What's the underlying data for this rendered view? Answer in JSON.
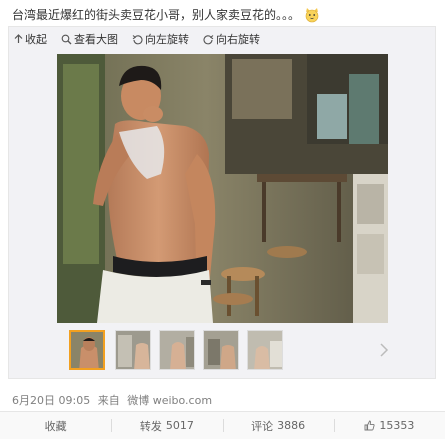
{
  "post": {
    "text": "台湾最近爆红的街头卖豆花小哥，别人家卖豆花的。。。",
    "emoji_icon": "cat-face-emoji-icon"
  },
  "toolbar": {
    "collapse": "收起",
    "view_large": "查看大图",
    "rotate_left": "向左旋转",
    "rotate_right": "向右旋转"
  },
  "thumbnails": {
    "count": 5,
    "active_index": 0
  },
  "meta": {
    "date": "6月20日 09:05",
    "source_prefix": "来自",
    "source": "微博 weibo.com"
  },
  "actions": {
    "favorite": "收藏",
    "repost": "转发",
    "repost_count": "5017",
    "comment": "评论",
    "comment_count": "3886",
    "like_count": "15353"
  },
  "colors": {
    "active_thumb_border": "#f2a020",
    "meta_gray": "#808080"
  }
}
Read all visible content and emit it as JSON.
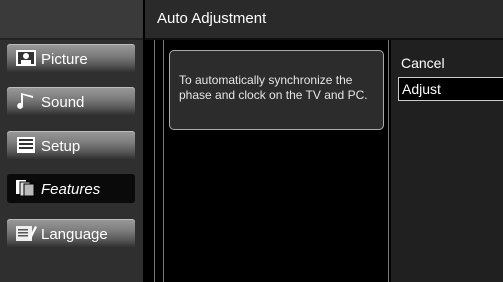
{
  "header": {
    "title": "Auto Adjustment"
  },
  "sidebar": {
    "items": [
      {
        "label": "Picture",
        "icon": "picture-icon",
        "active": false
      },
      {
        "label": "Sound",
        "icon": "music-note-icon",
        "active": false
      },
      {
        "label": "Setup",
        "icon": "setup-list-icon",
        "active": false
      },
      {
        "label": "Features",
        "icon": "features-pages-icon",
        "active": true
      },
      {
        "label": "Language",
        "icon": "language-icon",
        "active": false
      }
    ]
  },
  "message": "To automatically synchronize the phase and clock on the TV and PC.",
  "options": [
    {
      "label": "Cancel",
      "selected": false
    },
    {
      "label": "Adjust",
      "selected": true
    }
  ],
  "colors": {
    "highlight": "#000000",
    "menu_gradient_top": "#9a9a9a",
    "background": "#000000"
  }
}
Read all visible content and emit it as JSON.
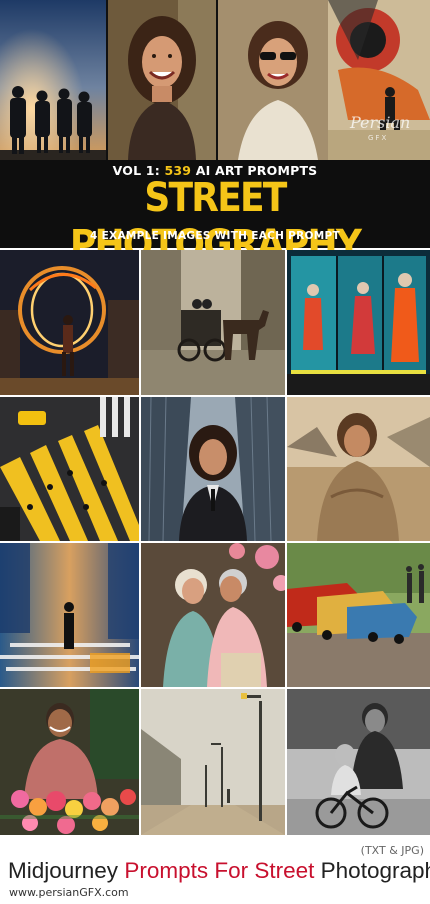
{
  "banner": {
    "vol_prefix": "VOL 1:",
    "prompt_count": "539",
    "vol_suffix": "AI ART PROMPTS",
    "headline": "STREET PHOTOGRAPHY",
    "subline": "4 EXAMPLE IMAGES WITH EACH PROMPT"
  },
  "top_images": [
    "silhouettes-in-fog-photo",
    "smiling-woman-portrait-photo",
    "woman-with-sunglasses-collage-photo"
  ],
  "grid_images": [
    "fire-dancer-photo",
    "horse-carriage-street-photo",
    "shop-window-mannequins-photo",
    "crosswalk-aerial-photo",
    "woman-in-suit-skyscrapers-photo",
    "child-in-desert-photo",
    "motion-blur-city-photo",
    "elderly-couple-dancing-photo",
    "vintage-cars-street-photo",
    "flower-vendor-photo",
    "foggy-street-lamps-photo",
    "father-child-bicycle-photo"
  ],
  "watermark": {
    "text": "Persian",
    "sub": "GFX"
  },
  "footer": {
    "formats": "(TXT & JPG)",
    "title_part1": "Midjourney",
    "title_part2": "Prompts For Street",
    "title_part3": "Photography",
    "website": "www.persianGFX.com"
  },
  "colors": {
    "accent": "#f5c518",
    "brand_red": "#c8102e",
    "banner_bg": "#0e0e0e"
  }
}
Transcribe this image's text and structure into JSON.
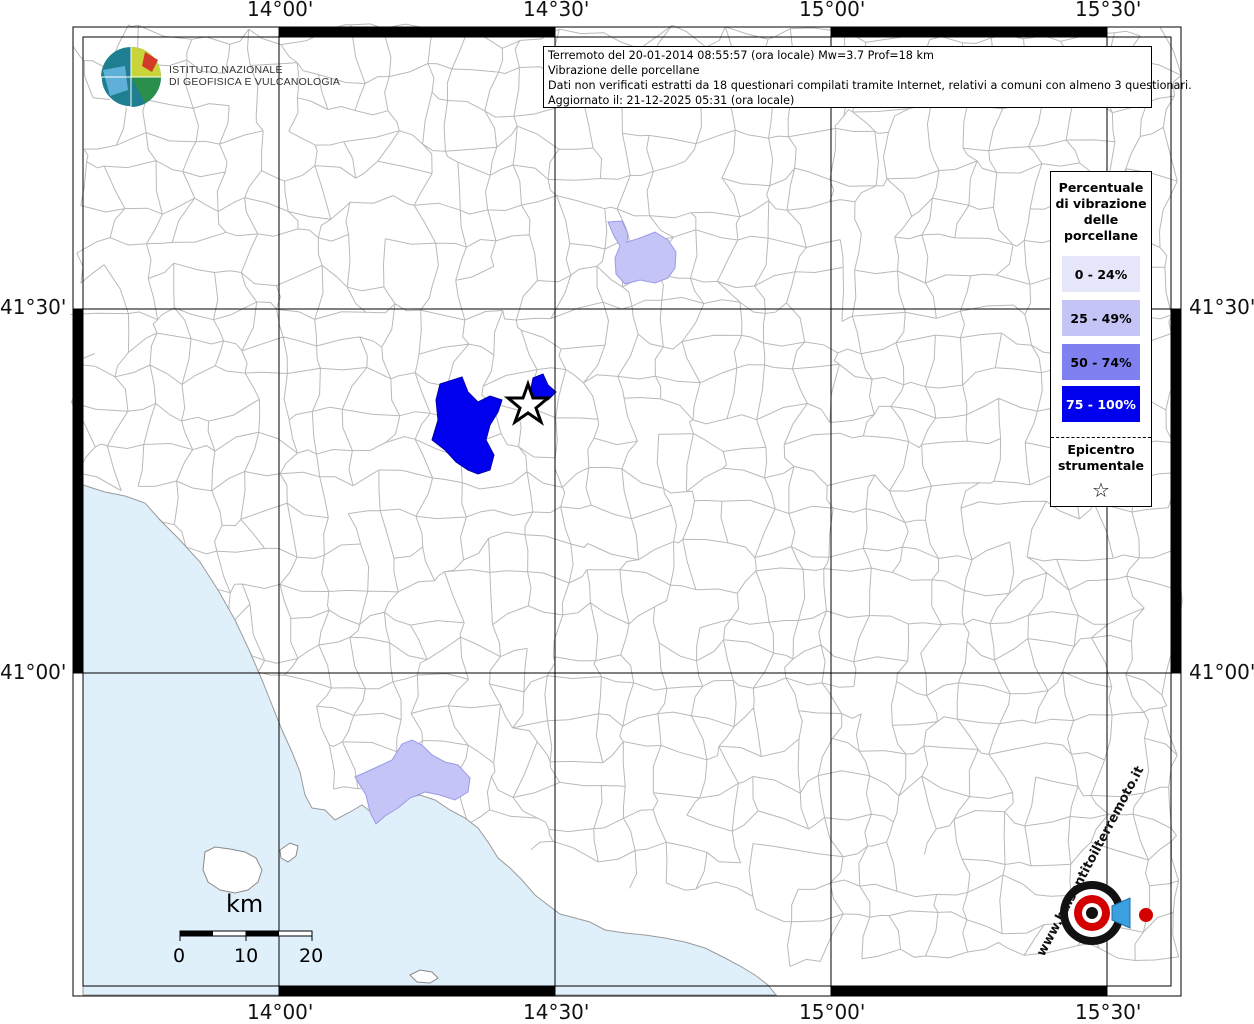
{
  "lon_labels": [
    "14°00'",
    "14°30'",
    "15°00'",
    "15°30'"
  ],
  "lat_labels": [
    "41°30'",
    "41°00'"
  ],
  "info": {
    "line1": "Terremoto del 20-01-2014 08:55:57 (ora locale) Mw=3.7 Prof=18 km",
    "line2": "Vibrazione delle porcellane",
    "line3": "Dati non verificati estratti da 18 questionari compilati tramite Internet, relativi a comuni con almeno 3 questionari.",
    "line4": "Aggiornato il: 21-12-2025 05:31 (ora locale)"
  },
  "legend": {
    "title_lines": [
      "Percentuale",
      "di vibrazione",
      "delle",
      "porcellane"
    ],
    "classes": [
      {
        "label": "0 - 24%",
        "color": "#e6e6fa"
      },
      {
        "label": "25 - 49%",
        "color": "#c4c4f6"
      },
      {
        "label": "50 - 74%",
        "color": "#8080f0"
      },
      {
        "label": "75 - 100%",
        "color": "#0000ee"
      }
    ],
    "epicenter_lines": [
      "Epicentro",
      "strumentale"
    ],
    "epicenter_symbol": "☆"
  },
  "logo": {
    "org_line1": "ISTITUTO NAZIONALE",
    "org_line2": "DI GEOFISICA E VULCANOLOGIA",
    "site_text": "www.haisentitoilterremoto.it"
  },
  "scale": {
    "unit": "km",
    "ticks": [
      "0",
      "10",
      "20"
    ]
  },
  "colors": {
    "sea": "#dff0fb",
    "land": "#ffffff",
    "grid": "#000000",
    "borders": "#b8b8b8"
  }
}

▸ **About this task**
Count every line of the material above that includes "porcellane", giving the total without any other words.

▸ **The completed task**
2